Saturday evening, the festival hosted its main awards ceremony, honoring Canadian director Guy Maddin (“My Winnipeg”), actor Alessandro Nivola (“Junebug” and the upcoming “Coco Before Chanel”) and Strand Releasing, which is having its 20th anniversary this year.
The event was split in three parts with John Waters interviewing Guy Maddin on stage in what was probably the most esoteric and humorous part of the evening, with Maddin bantering in hilarious diatribes about his early days as a filmmaker and his back and forth battles with government funding.
“Growing up in Winnipeg, which is the flattest place in the world, I wanted to go to Vancouver, which is full of mountains. I really wanted to make a movie about mountains, but my producer wanted to make a pro-incest movie, so I was like, ‘we can make an incest movie on a mountain…'” Maddin said afterward that his mom was a bit embarrassed, but mixed up the terminology when a local station asked her for an interview. “She told the station the film had too much incense,” Maddin said. The Canadian director received PIFF’s “Filmmaker on the Edge Award.”
Actor Alessandro Nivola (“Excellence in Acting Award”) revealed that the two roles he feels were his most important so far were also his least and absolute favorites. “In ‘Junebug’ I felt powerless as an actor,” Nivola said in the small auditorium on the edge of Provincetown. “I’d finish not feeling like I had done a days work, but after I saw it – it all worked, so I tribute [director] Phil Morrison.” Nivola said his favorite role so far has been “Laurel Canyon,” in which he starred opposite Frances McDormand. He attributed acting to giving him an outlet. “I never felt comfortable in my own skin, so I wanted to escape, and I became an actor. It was either that or drugs…though I did some of that too,” he told B. Ruby Rich who interviewed him on stage.
Marcus Hu and Jon Gerrans were on hand to receive the fest’s “Lifetime Achievement Award,” introduced by producer “Christine Vachon” (‘Far From Heaven,” “Boys Don’t Cry”).
“We were working at a company that made ‘Dirty Dancing’ and we did well and then [ultimately] not well,” recalled Gerrans, reflecting on Strand Releasing’s genesis. “[Marcus Hu and I] went our separate ways, but then he called me one day and said, ‘do you want to start a distribution company? I got a film…'” Twenty years later, the still independent LA-based distribution company, with such seminal indies as “The Living End,” “The Edge of Heaven,” Frisk” and the upcoming “Peter and Vandy” in addition to two MoMA tributes under its belt, is weathering the distribution turmoil, economic stress and changing tastes.

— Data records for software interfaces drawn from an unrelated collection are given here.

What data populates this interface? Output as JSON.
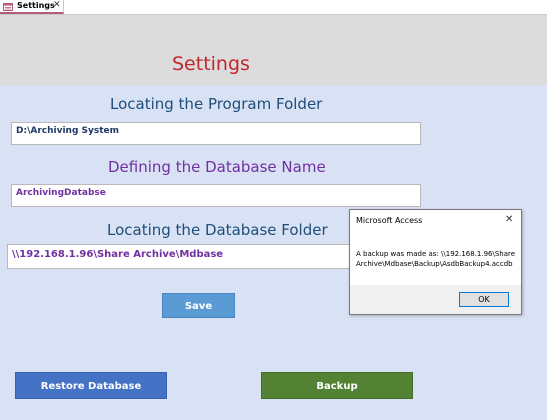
{
  "tab": {
    "label": "Settings",
    "close": "✕"
  },
  "header": {
    "title": "Settings"
  },
  "sections": {
    "program_folder_label": "Locating the Program Folder",
    "program_folder_value": "D:\\Archiving System",
    "database_name_label": "Defining the Database Name",
    "database_name_value": "ArchivingDatabse",
    "database_folder_label": "Locating the Database Folder",
    "database_folder_value": "\\\\192.168.1.96\\Share Archive\\Mdbase"
  },
  "buttons": {
    "save": "Save",
    "restore": "Restore Database",
    "backup": "Backup"
  },
  "dialog": {
    "title": "Microsoft Access",
    "close": "✕",
    "message_line1": "A backup was made as: \\\\192.168.1.96\\Share",
    "message_line2": "Archive\\Mdbase\\Backup\\AsdbBackup4.accdb",
    "ok": "OK"
  },
  "colors": {
    "title_red": "#c0262d",
    "label_blue": "#1f4e79",
    "label_purple": "#7030a0",
    "save_blue": "#5b9bd5",
    "restore_blue": "#4472c4",
    "backup_green": "#548235"
  },
  "icons": {
    "tab_icon": "form-icon",
    "tab_close": "close-icon",
    "dialog_close": "close-icon"
  }
}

“There were those four or five films that didn’t work and may have meant we wouldn’t be around,” said Gerrans. “And when that sixth one comes around, it really saved our ass.”